He continued, “When I took office, one of the questions we needed to answer was whether it was still possible to make government responsive to the needs of everyday people, middle-class Americans, the backbone of this country, or whether the special interests and their lobbyists would continue to hold sway like they’ve done so many times before. And that’s a test we met one week ago, when health insurance reform became the law of the land in the United States of America.”

In his speech, Mr. Obama also sought to temper some expectations. “The health insurance reform bill I signed won’t fix every problem in our health-care system in one fell swoop,” he said. “But it does represent some of the toughest insurance reforms in history. It represents a major step forward toward giving Americans with insurance and those without a sense of security when it comes to their health care. It enshrines the principle that when you get sick you’ve got a society there, a community that is going to help you get back on your feet. It represents meaningful progress for the American people.

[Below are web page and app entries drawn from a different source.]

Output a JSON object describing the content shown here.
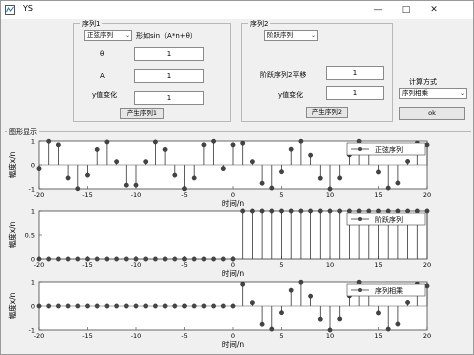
{
  "window": {
    "title": "YS",
    "icon": "matlab-figure-icon",
    "minimize_icon": "minimize-icon",
    "maximize_icon": "maximize-icon",
    "close_icon": "close-icon"
  },
  "seq1": {
    "group_label": "序列1",
    "type_value": "正弦序列",
    "formula": "形如sin（A*n+θ）",
    "theta_label": "θ",
    "theta_value": "1",
    "a_label": "A",
    "a_value": "1",
    "y_label": "y值变化",
    "y_value": "1",
    "button": "产生序列1"
  },
  "seq2": {
    "group_label": "序列2",
    "type_value": "阶跃序列",
    "shift_label": "阶跃序列2平移",
    "shift_value": "1",
    "y_label": "y值变化",
    "y_value": "1",
    "button": "产生序列2"
  },
  "compute": {
    "label": "计算方式",
    "value": "序列相乘",
    "ok": "ok"
  },
  "graph_group_label": "图形显示",
  "colors": {
    "stem": "#333333",
    "marker": "#444444",
    "axis_bg": "#ffffff",
    "window_bg": "#f0f0f0"
  },
  "chart_data": [
    {
      "type": "scatter",
      "legend": "正弦序列",
      "xlabel": "时间/n",
      "ylabel": "幅度x/n",
      "xlim": [
        -20,
        20
      ],
      "ylim": [
        -1,
        1
      ],
      "xticks": [
        "-20",
        "-15",
        "-10",
        "-5",
        "0",
        "5",
        "10",
        "15",
        "20"
      ],
      "yticks": [
        "1",
        "0",
        "-1"
      ],
      "x": [
        -20,
        -19,
        -18,
        -17,
        -16,
        -15,
        -14,
        -13,
        -12,
        -11,
        -10,
        -9,
        -8,
        -7,
        -6,
        -5,
        -4,
        -3,
        -2,
        -1,
        0,
        1,
        2,
        3,
        4,
        5,
        6,
        7,
        8,
        9,
        10,
        11,
        12,
        13,
        14,
        15,
        16,
        17,
        18,
        19,
        20
      ],
      "y": [
        -0.15,
        0.99,
        0.84,
        -0.54,
        -0.99,
        -0.42,
        0.65,
        0.96,
        0.14,
        -0.84,
        -0.84,
        0.14,
        0.96,
        0.65,
        -0.42,
        -0.99,
        -0.54,
        0.84,
        0.99,
        -0.15,
        0.84,
        0.91,
        0.14,
        -0.76,
        -0.96,
        -0.28,
        0.66,
        0.99,
        0.41,
        -0.55,
        -1.0,
        -0.54,
        0.42,
        0.99,
        0.65,
        -0.29,
        -0.96,
        -0.75,
        0.15,
        0.91,
        0.84
      ]
    },
    {
      "type": "scatter",
      "legend": "阶跃序列",
      "xlabel": "时间/n",
      "ylabel": "幅度x/n",
      "xlim": [
        -20,
        20
      ],
      "ylim": [
        0,
        1
      ],
      "xticks": [
        "-20",
        "-15",
        "-10",
        "-5",
        "0",
        "5",
        "10",
        "15",
        "20"
      ],
      "yticks": [
        "1",
        "0.5",
        "0"
      ],
      "x": [
        -20,
        -19,
        -18,
        -17,
        -16,
        -15,
        -14,
        -13,
        -12,
        -11,
        -10,
        -9,
        -8,
        -7,
        -6,
        -5,
        -4,
        -3,
        -2,
        -1,
        0,
        1,
        2,
        3,
        4,
        5,
        6,
        7,
        8,
        9,
        10,
        11,
        12,
        13,
        14,
        15,
        16,
        17,
        18,
        19,
        20
      ],
      "y": [
        0,
        0,
        0,
        0,
        0,
        0,
        0,
        0,
        0,
        0,
        0,
        0,
        0,
        0,
        0,
        0,
        0,
        0,
        0,
        0,
        0,
        1,
        1,
        1,
        1,
        1,
        1,
        1,
        1,
        1,
        1,
        1,
        1,
        1,
        1,
        1,
        1,
        1,
        1,
        1,
        1
      ]
    },
    {
      "type": "scatter",
      "legend": "序列相乘",
      "xlabel": "时间/n",
      "ylabel": "幅度x/n",
      "xlim": [
        -20,
        20
      ],
      "ylim": [
        -1,
        1
      ],
      "xticks": [
        "-20",
        "-15",
        "-10",
        "-5",
        "0",
        "5",
        "10",
        "15",
        "20"
      ],
      "yticks": [
        "1",
        "0",
        "-1"
      ],
      "x": [
        -20,
        -19,
        -18,
        -17,
        -16,
        -15,
        -14,
        -13,
        -12,
        -11,
        -10,
        -9,
        -8,
        -7,
        -6,
        -5,
        -4,
        -3,
        -2,
        -1,
        0,
        1,
        2,
        3,
        4,
        5,
        6,
        7,
        8,
        9,
        10,
        11,
        12,
        13,
        14,
        15,
        16,
        17,
        18,
        19,
        20
      ],
      "y": [
        0,
        0,
        0,
        0,
        0,
        0,
        0,
        0,
        0,
        0,
        0,
        0,
        0,
        0,
        0,
        0,
        0,
        0,
        0,
        0,
        0,
        0.91,
        0.14,
        -0.76,
        -0.96,
        -0.28,
        0.66,
        0.99,
        0.41,
        -0.55,
        -1.0,
        -0.54,
        0.42,
        0.99,
        0.65,
        -0.29,
        -0.96,
        -0.75,
        0.15,
        0.91,
        0.84
      ]
    }
  ]
}
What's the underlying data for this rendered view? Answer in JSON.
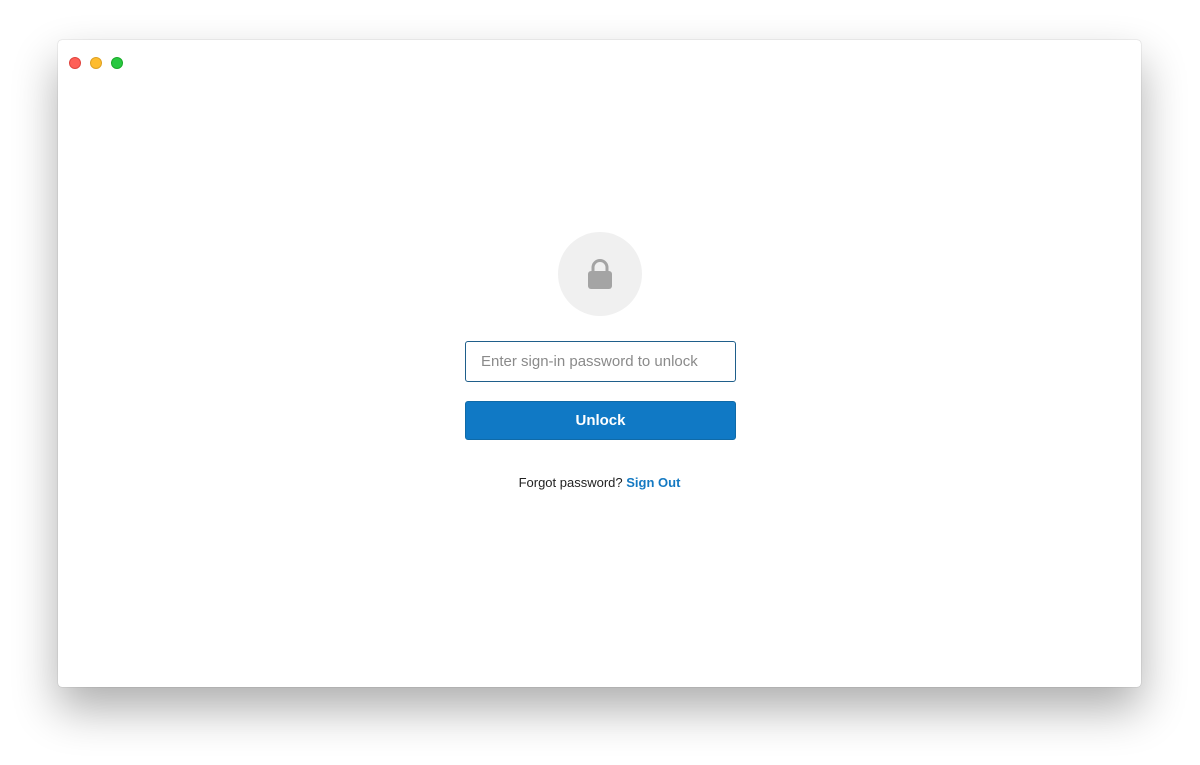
{
  "window": {
    "controls": [
      "close",
      "minimize",
      "zoom"
    ]
  },
  "lock": {
    "icon": "lock-icon"
  },
  "form": {
    "password_placeholder": "Enter sign-in password to unlock",
    "password_value": "",
    "unlock_label": "Unlock"
  },
  "footer": {
    "forgot_text": "Forgot password?",
    "signout_label": "Sign Out"
  },
  "colors": {
    "accent": "#1079c5",
    "link": "#1479c2",
    "field_border": "#1f5f8b",
    "lock_bg": "#f0f0f0",
    "lock_fg": "#a4a4a4"
  }
}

Obama administration’s own timeline 
Prohibiting Insurance Companies from Rescinding Coverage.  In the past, insurance companies could search for an error, or other technical mistake, on a customer’s application and use this error to deny payment for services when he or she got sick. The new law makes this illegal. After media reports cited incidents of breast cancer patients losing coverage, insurance companies agreed to end this practice immediately. Effective for health plan years beginning on or after September 23, 2010.   

Prohibiting Discrimination Due to Pre-Existing Conditions or Gender. The law implements strong reforms that prohibit insurance companies from refusing to sell coverage or renew policies because of an individual’s pre-existing conditions. Also, in the individual and small group market, the law eliminates the ability of insurance companies to charge higher rates due to gender or health status. Effective January 1, 2014.

Paying Physicians Based on Value Not Volume.  A new provision will tie physician payments to the quality of care they provide. Physicians will see their payments modified so that those who provide higher value care will receive higher payments than those who provide lower quality care. Effective January 1, 2015. 

Obama from The White House.